You could probably break down the time spent at work into smaller time fragments, taking into consideration how long you do a particular task at work. I don’t want to get too technical in the example, but the point is, when you record your activities plus the time it takes for you to do them, then it would be easier for you to a) reconsider if you could take shorter time doing it, b) realize that there might be a lot of idle time scattered throughout your day, and c) realize the many things you probably shouldn’t be doing. If you remove those things from your daily schedule, then there you have it. You found the time to do the things you need or want to do. Which gets me to the next point…
- Consider the activities that you could actually do for a shorter amount of time… or even take off your list completely.
Personally, when I took stock of my own time, I saw that I used to spend a lot of time browsing through my social networks, even in the middle of work or writing. I had to be honest with myself and write that down, in order for me to realize that, whoah, that’s a lot of browsing time that could have gone on to my book. I also realized that I kinda probably maybe slightly read too much. Hahaha. Maybe three hours too long? So I had to cut it down, either use some time for writing, or to actually sleep earlier, so I could wake up earlier and write in the morning.
You get my point, right?
- See a window in your schedule, and set it as your “sacred writing time”.

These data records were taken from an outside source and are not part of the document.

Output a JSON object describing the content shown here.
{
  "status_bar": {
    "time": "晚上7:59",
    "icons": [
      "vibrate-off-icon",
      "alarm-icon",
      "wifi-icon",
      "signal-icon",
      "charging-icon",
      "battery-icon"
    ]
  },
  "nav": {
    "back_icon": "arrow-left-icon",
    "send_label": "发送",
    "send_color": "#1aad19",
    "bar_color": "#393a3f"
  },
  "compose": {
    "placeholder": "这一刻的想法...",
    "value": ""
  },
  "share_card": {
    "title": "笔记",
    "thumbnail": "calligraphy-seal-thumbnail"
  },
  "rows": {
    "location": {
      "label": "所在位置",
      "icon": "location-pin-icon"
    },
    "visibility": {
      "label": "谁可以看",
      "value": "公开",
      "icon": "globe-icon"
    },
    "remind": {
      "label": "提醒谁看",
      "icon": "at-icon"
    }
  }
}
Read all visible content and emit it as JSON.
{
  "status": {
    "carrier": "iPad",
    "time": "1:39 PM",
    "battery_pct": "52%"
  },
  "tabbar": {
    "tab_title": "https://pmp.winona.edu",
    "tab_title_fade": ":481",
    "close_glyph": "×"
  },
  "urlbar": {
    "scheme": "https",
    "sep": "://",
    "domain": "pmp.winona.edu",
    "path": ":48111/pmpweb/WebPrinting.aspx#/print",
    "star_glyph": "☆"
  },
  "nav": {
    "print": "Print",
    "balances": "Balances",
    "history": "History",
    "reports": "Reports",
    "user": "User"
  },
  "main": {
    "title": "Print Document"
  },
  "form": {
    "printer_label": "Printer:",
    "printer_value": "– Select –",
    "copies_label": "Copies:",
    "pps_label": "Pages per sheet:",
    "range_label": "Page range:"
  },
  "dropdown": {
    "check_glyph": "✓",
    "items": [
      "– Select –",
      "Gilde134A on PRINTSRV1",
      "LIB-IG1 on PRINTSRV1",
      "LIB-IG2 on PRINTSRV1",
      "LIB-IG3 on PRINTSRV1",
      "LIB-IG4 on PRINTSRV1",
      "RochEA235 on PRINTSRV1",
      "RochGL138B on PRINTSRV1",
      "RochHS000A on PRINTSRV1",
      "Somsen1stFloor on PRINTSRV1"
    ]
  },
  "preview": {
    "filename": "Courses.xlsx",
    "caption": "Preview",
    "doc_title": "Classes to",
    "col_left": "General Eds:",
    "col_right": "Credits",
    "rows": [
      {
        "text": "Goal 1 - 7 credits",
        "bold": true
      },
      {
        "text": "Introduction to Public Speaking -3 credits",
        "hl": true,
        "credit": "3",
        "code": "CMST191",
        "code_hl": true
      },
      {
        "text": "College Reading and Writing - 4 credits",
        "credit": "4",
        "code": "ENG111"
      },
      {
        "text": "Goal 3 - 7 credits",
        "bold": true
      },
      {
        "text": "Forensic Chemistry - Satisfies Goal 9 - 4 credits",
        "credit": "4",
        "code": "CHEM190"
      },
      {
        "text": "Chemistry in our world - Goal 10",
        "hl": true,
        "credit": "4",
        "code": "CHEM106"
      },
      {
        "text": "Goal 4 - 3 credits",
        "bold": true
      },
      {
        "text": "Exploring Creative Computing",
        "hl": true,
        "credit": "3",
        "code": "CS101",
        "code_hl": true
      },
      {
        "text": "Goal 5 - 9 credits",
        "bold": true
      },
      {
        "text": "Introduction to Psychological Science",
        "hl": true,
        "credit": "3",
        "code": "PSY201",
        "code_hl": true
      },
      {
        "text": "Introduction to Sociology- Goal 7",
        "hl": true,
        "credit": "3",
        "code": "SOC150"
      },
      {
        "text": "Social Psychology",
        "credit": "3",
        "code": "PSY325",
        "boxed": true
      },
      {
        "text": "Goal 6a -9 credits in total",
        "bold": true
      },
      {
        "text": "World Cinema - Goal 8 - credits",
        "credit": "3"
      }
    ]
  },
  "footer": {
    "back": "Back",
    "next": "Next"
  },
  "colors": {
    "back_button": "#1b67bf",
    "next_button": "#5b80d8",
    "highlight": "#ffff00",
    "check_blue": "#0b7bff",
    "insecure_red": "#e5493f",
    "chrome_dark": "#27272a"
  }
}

There would be a window there, if you look hard enough. Say, for example, lunch time. You can spend maybe 10 to 15 minutes eating your lunch, and use the rest of the time working on your book. Maybe you can do what I did and hack off a few precious sleeping hours, so you can write first thing in the morning. You see, when you schedule your writing time at night, you’d notice that you’d be too tired or too unfocused. That’s because you’ve already spent so much energy throughout the day, and by the time night time comes, you’re just too exhausted to do more.
Writing, in a way, is giving. It’s revealing and sharing a lot of yourself even if you’re not writing about your own story. Writing is creating, and you cannot create from nothing. You cannot give what you do not have. So maybe, try to rest earlier at night, and try to wake up earlier in the mornings. Write when you’re fully-rested. Write when you’re still full.
These are just a few time-management tips, but I hope they’d help you find some time for writing. It’s really all about being more aware of how you spend your time, and being more in command of it.
Friend, you have the time. It’s there, right there, in your day.
When you find it, then write.
Write your dream book.
Write your article.
Write your reflections.
Write your soul.
Write beautiful words,
P.S. I’d like to share more about the new things I’ve learned that would help people write and finish their books. I want to actually meet you and share these new things with you… in a casual get-together. Casual get-together meaning, it’s an informal gathering, so it’s f-r-e-e. You only have to make time. Mark your calendars, and block July 6, 2019 (Saturday) off your schedule, from 1:00PM to 3:00 PM. Meet me at Cafe I’m Here in Tomas Morato, Quezon City. But it’s a cafe, so I could only meet up with a few select people. If you’re going, then please register here so I can count you in!
P.S.2. If you’d like to learn more about how you can actually prepare a book writing timeline, and other practical tips on writing, marketing, and selling your book, in a more professional setting, then I’m inviting you to have a look at the workshop that I’m giving with one of my best friends, and my partner-in-crime in helping authors become bestsellers, Kristine Mutuc Taton. Tin and I works in the marketing department of the country’s leading inspirational publisher, and together with an amazing team, we have launched a handful of national bestselling books. We’ve traced every little thing we did right, and even the things we did wrong, and came up with a blueprint for what it takes to be a bestseller. If you want to learn more about this workshop, then click here now.